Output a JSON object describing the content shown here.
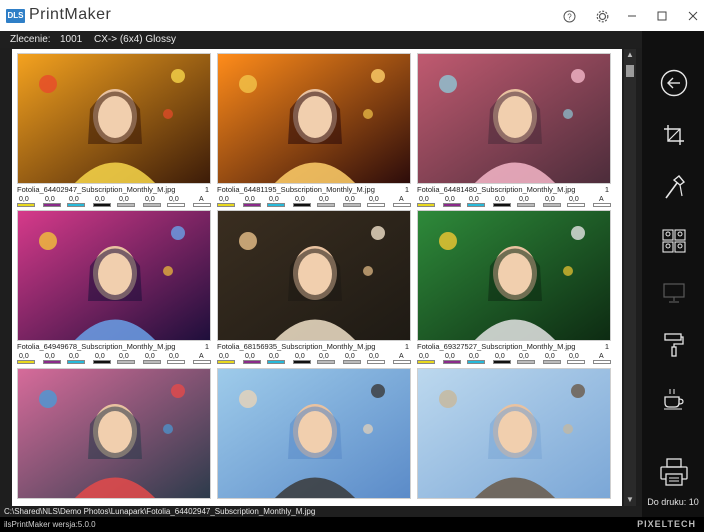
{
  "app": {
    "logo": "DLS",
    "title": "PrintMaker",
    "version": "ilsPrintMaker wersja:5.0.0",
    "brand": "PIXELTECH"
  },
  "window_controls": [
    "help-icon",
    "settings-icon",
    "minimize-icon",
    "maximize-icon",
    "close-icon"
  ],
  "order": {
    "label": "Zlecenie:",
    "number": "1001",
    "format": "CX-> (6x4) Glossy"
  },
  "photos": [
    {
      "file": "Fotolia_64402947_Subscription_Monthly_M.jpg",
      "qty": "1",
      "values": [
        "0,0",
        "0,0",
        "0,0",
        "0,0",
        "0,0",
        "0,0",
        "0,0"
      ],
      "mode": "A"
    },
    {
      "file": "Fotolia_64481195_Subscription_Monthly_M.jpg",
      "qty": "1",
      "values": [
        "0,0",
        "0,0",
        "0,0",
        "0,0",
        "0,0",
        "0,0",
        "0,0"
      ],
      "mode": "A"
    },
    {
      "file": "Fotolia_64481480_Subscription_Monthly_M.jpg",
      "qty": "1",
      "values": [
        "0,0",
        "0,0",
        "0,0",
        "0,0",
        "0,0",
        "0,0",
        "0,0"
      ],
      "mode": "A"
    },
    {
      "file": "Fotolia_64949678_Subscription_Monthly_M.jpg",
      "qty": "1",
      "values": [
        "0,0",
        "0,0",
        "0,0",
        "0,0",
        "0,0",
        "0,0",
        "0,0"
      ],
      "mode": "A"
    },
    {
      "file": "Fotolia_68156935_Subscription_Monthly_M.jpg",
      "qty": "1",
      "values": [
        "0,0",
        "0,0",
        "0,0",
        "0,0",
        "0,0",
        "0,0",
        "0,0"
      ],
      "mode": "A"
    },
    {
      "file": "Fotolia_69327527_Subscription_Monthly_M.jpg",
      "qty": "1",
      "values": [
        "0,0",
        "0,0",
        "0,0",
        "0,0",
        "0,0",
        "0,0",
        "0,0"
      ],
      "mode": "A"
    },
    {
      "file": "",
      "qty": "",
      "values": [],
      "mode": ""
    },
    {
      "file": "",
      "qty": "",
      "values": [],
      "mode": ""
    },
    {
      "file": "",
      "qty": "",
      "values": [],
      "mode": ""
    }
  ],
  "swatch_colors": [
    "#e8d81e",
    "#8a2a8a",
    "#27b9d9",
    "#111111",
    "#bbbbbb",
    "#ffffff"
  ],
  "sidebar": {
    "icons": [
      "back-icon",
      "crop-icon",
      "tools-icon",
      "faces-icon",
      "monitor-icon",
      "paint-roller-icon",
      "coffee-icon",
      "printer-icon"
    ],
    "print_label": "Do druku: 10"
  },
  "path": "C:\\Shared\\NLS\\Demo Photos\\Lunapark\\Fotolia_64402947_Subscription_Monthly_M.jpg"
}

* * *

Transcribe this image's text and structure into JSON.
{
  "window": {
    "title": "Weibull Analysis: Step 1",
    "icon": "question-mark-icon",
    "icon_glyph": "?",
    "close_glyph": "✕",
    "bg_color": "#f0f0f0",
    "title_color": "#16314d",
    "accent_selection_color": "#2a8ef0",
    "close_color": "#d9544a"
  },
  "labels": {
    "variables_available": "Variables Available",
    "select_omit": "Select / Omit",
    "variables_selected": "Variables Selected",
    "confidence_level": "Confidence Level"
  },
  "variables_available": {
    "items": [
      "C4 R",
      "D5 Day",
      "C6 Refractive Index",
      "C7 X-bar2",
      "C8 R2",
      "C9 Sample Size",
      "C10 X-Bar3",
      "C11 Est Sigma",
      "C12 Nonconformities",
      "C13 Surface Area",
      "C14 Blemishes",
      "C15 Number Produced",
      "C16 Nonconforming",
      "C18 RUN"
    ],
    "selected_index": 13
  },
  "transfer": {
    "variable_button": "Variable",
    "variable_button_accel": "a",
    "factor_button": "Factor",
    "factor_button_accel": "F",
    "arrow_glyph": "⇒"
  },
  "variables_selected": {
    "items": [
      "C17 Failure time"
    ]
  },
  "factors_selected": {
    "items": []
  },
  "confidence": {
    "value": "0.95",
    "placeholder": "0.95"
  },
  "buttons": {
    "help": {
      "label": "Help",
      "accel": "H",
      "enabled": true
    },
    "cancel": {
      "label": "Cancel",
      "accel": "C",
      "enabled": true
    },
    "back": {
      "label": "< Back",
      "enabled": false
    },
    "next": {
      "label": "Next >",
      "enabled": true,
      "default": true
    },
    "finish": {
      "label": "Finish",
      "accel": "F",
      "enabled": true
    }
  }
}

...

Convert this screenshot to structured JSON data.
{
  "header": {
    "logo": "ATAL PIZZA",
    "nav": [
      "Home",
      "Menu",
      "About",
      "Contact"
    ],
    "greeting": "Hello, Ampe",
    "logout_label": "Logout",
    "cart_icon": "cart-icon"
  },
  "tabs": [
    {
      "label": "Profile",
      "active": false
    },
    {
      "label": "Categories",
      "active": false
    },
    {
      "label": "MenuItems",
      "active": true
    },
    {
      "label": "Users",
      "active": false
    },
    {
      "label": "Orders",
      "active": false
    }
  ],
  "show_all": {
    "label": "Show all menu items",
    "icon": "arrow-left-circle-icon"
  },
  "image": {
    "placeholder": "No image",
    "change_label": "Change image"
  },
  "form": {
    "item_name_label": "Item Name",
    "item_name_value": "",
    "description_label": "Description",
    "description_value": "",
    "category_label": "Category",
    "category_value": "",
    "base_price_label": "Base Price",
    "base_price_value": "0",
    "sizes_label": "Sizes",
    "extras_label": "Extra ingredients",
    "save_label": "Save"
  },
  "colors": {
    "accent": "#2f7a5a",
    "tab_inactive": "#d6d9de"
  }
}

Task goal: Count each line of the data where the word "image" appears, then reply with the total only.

Your response: 4